◆ Entries shown
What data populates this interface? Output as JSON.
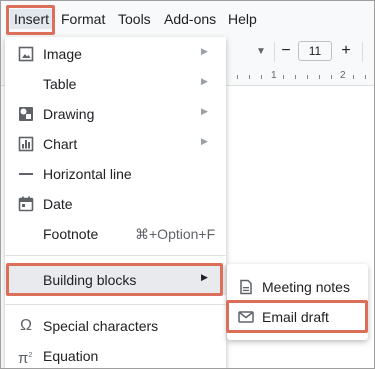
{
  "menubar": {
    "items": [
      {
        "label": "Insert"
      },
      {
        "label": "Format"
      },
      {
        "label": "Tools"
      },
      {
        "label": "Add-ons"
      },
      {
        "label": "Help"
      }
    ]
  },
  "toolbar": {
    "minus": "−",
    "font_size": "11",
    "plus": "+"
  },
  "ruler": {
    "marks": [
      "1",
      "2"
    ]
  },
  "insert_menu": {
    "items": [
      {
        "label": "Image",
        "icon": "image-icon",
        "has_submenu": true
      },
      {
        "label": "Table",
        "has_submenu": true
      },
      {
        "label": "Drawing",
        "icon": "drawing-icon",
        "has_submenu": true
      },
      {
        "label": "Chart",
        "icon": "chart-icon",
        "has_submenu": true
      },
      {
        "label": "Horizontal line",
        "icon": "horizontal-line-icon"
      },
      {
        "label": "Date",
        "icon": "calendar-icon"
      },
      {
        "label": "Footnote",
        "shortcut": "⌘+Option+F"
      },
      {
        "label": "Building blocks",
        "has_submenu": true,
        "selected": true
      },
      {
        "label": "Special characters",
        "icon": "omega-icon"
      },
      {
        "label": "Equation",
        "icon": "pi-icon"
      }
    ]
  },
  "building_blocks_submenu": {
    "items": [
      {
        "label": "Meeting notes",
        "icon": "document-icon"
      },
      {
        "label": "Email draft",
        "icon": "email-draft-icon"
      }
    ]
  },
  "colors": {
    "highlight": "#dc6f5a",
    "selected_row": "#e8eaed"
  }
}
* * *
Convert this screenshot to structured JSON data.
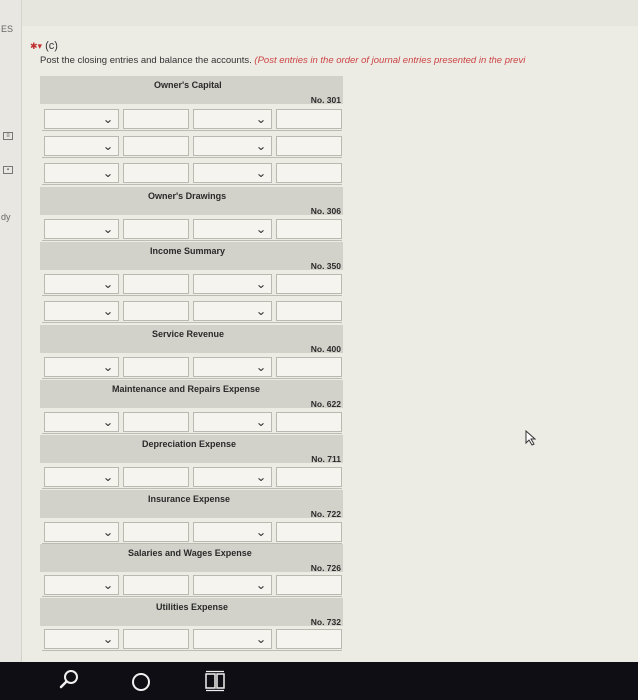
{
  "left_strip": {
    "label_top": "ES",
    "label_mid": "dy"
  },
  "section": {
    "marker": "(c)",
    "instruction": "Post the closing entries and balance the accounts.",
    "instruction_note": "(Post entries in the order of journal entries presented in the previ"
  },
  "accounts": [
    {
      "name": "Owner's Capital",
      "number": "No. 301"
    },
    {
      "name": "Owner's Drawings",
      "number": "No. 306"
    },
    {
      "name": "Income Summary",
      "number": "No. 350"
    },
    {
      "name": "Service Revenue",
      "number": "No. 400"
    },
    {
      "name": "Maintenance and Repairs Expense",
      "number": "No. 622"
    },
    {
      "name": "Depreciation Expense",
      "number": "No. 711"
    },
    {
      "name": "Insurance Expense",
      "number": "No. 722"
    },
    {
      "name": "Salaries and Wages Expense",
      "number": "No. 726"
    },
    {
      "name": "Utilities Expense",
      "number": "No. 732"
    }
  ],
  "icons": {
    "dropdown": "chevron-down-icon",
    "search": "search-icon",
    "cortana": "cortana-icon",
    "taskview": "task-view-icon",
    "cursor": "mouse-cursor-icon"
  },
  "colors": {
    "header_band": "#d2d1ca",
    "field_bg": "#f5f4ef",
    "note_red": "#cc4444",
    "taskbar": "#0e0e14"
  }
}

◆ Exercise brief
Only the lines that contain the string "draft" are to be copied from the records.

◆ Worked solution
        "label": "Email draft",
        "icon": "email-draft-icon"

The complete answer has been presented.